They also help build the farm’s online presence and offer professional bodywork to help Taylor and her two part-time farm hands recover after long days of planting and harvesting. A family member created the farm’s logo, which pays homage to the Monarch butterfly and Taylor’s family’s path during the Great Migration.
Taylor has enlisted nearby orchards and farms run by women and farmers of color to add variety—products like fruit, cheese, honey, rice, herbal items, and eggs—to her weekly CSA menu.
“Two years ago, when we went from under 100 members to over 100, my staff and I went around to all of those farms and said, ‘We want to scale up. This is what we need,’” recalls Taylor. “That was the first time [other farms] started setting aside some of their acreage and growing just for us.”
One of those growers is Gale Livingstone, a former government IT contractor, who met Taylor at a conference for new farmers. They bonded over the novelty of being young African American women launching production farms. Livingstone began providing organic eggs and vegetables for Taylor’s CSA.
This season Livingstone has relocated to a three-acre plot of land closer to D.C. “My long-term plan is that I’m trying to buy some land in Maryland—a much larger piece of land—so that I can incorporate animals into my operation,” Livingstone says. “I’m hoping to have Gail become an integral part of that—she’s super-organized and is great at managing people, which is one of the areas that I tend to need help with.”
A Deeper Connection
In addition to scaling up her CSA, Three Part Harmony has also donated food to soup kitchens and food pantries.
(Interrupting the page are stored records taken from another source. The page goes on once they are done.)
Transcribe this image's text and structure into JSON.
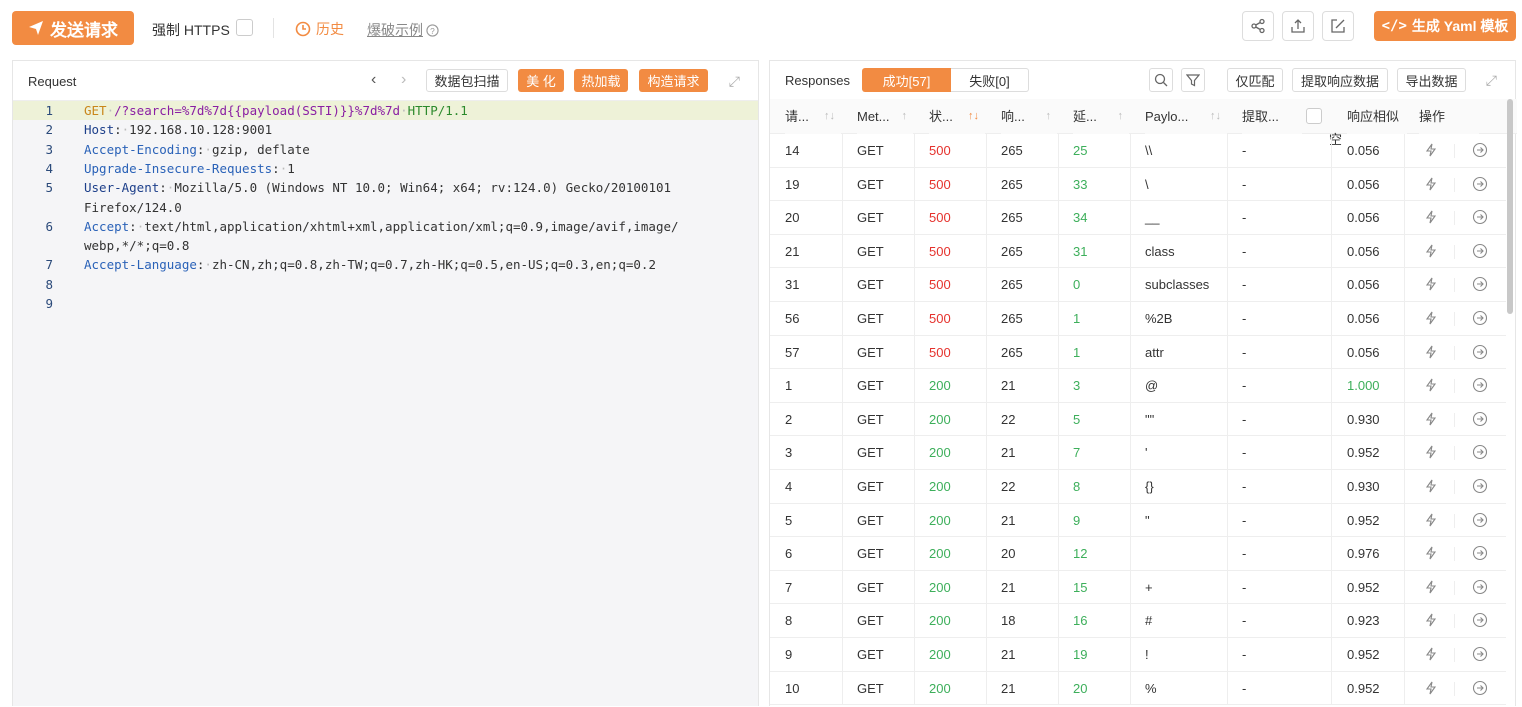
{
  "top": {
    "send_label": "发送请求",
    "https_label": "强制 HTTPS",
    "history_label": "历史",
    "example_label": "爆破示例",
    "yaml_label": "生成 Yaml 模板"
  },
  "request": {
    "title": "Request",
    "buttons": {
      "scan": "数据包扫描",
      "beautify": "美 化",
      "hotload": "热加载",
      "build": "构造请求"
    },
    "lines": [
      {
        "n": "1",
        "method": "GET",
        "path": "/?search=%7d%7d{{payload(SSTI)}}%7d%7d",
        "ver": "HTTP/1.1"
      },
      {
        "n": "2",
        "hdr": "Host",
        "val": "192.168.10.128:9001"
      },
      {
        "n": "3",
        "hdr": "Accept-Encoding",
        "val": "gzip, deflate"
      },
      {
        "n": "4",
        "hdr": "Upgrade-Insecure-Requests",
        "val": "1"
      },
      {
        "n": "5",
        "hdr": "User-Agent",
        "val": "Mozilla/5.0 (Windows NT 10.0; Win64; x64; rv:124.0) Gecko/20100101",
        "cont": "Firefox/124.0"
      },
      {
        "n": "6",
        "hdr": "Accept",
        "val": "text/html,application/xhtml+xml,application/xml;q=0.9,image/avif,image/",
        "cont": "webp,*/*;q=0.8"
      },
      {
        "n": "7",
        "hdr": "Accept-Language",
        "val": "zh-CN,zh;q=0.8,zh-TW;q=0.7,zh-HK;q=0.5,en-US;q=0.3,en;q=0.2"
      },
      {
        "n": "8"
      },
      {
        "n": "9"
      }
    ]
  },
  "responses": {
    "title": "Responses",
    "tab_success": "成功[57]",
    "tab_fail": "失败[0]",
    "btn_match": "仅匹配",
    "btn_extract": "提取响应数据",
    "btn_export": "导出数据",
    "columns": [
      "请...",
      "Met...",
      "状...",
      "响...",
      "延...",
      "Paylo...",
      "提取...",
      "响应相似",
      "操作"
    ],
    "empty_hint": "空",
    "colors": {
      "error": "#e5322d",
      "ok": "#3daf5b",
      "accent": "#f28b42"
    },
    "rows": [
      {
        "id": "14",
        "method": "GET",
        "status": "500",
        "len": "265",
        "delay": "25",
        "payload": "\\\\",
        "extract": "-",
        "sim": "0.056"
      },
      {
        "id": "19",
        "method": "GET",
        "status": "500",
        "len": "265",
        "delay": "33",
        "payload": "\\",
        "extract": "-",
        "sim": "0.056"
      },
      {
        "id": "20",
        "method": "GET",
        "status": "500",
        "len": "265",
        "delay": "34",
        "payload": "__",
        "extract": "-",
        "sim": "0.056"
      },
      {
        "id": "21",
        "method": "GET",
        "status": "500",
        "len": "265",
        "delay": "31",
        "payload": "class",
        "extract": "-",
        "sim": "0.056"
      },
      {
        "id": "31",
        "method": "GET",
        "status": "500",
        "len": "265",
        "delay": "0",
        "payload": "subclasses",
        "extract": "-",
        "sim": "0.056"
      },
      {
        "id": "56",
        "method": "GET",
        "status": "500",
        "len": "265",
        "delay": "1",
        "payload": "%2B",
        "extract": "-",
        "sim": "0.056"
      },
      {
        "id": "57",
        "method": "GET",
        "status": "500",
        "len": "265",
        "delay": "1",
        "payload": "attr",
        "extract": "-",
        "sim": "0.056"
      },
      {
        "id": "1",
        "method": "GET",
        "status": "200",
        "len": "21",
        "delay": "3",
        "payload": "@",
        "extract": "-",
        "sim": "1.000"
      },
      {
        "id": "2",
        "method": "GET",
        "status": "200",
        "len": "22",
        "delay": "5",
        "payload": "\"\"",
        "extract": "-",
        "sim": "0.930"
      },
      {
        "id": "3",
        "method": "GET",
        "status": "200",
        "len": "21",
        "delay": "7",
        "payload": "'",
        "extract": "-",
        "sim": "0.952"
      },
      {
        "id": "4",
        "method": "GET",
        "status": "200",
        "len": "22",
        "delay": "8",
        "payload": "{}",
        "extract": "-",
        "sim": "0.930"
      },
      {
        "id": "5",
        "method": "GET",
        "status": "200",
        "len": "21",
        "delay": "9",
        "payload": "\"",
        "extract": "-",
        "sim": "0.952"
      },
      {
        "id": "6",
        "method": "GET",
        "status": "200",
        "len": "20",
        "delay": "12",
        "payload": "",
        "extract": "-",
        "sim": "0.976"
      },
      {
        "id": "7",
        "method": "GET",
        "status": "200",
        "len": "21",
        "delay": "15",
        "payload": "+",
        "extract": "-",
        "sim": "0.952"
      },
      {
        "id": "8",
        "method": "GET",
        "status": "200",
        "len": "18",
        "delay": "16",
        "payload": "#",
        "extract": "-",
        "sim": "0.923"
      },
      {
        "id": "9",
        "method": "GET",
        "status": "200",
        "len": "21",
        "delay": "19",
        "payload": "!",
        "extract": "-",
        "sim": "0.952"
      },
      {
        "id": "10",
        "method": "GET",
        "status": "200",
        "len": "21",
        "delay": "20",
        "payload": "%",
        "extract": "-",
        "sim": "0.952"
      }
    ]
  }
}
Through her efforts at the farm and within the community, Taylor aims to build an operation that disrupts the historical racism and oppression upon which food systems have been operated, provide alternatives to corporate-based food production, and meet the community’s needs on a deeper level.
As residents within cities like D.C. seek greater food options and policy makers look to urban farming and community supported agriculture to solve challenges such as malnutrition, health disparities, and disinvestment in urban communities, Taylor’s work can serve as a model of urban farming that’s innovative and member-driven.
“People are going out of their way to support this CSA. They’re not saying, ‘I paid this much and this is what I’m getting out of it,’” Taylor says. “A lot of people are saying ‘I paid this much money, and I’m supporting these Black women farmers.’ We’re two right now, but maybe one day there will be more.”
Top photo © Lise Metzger.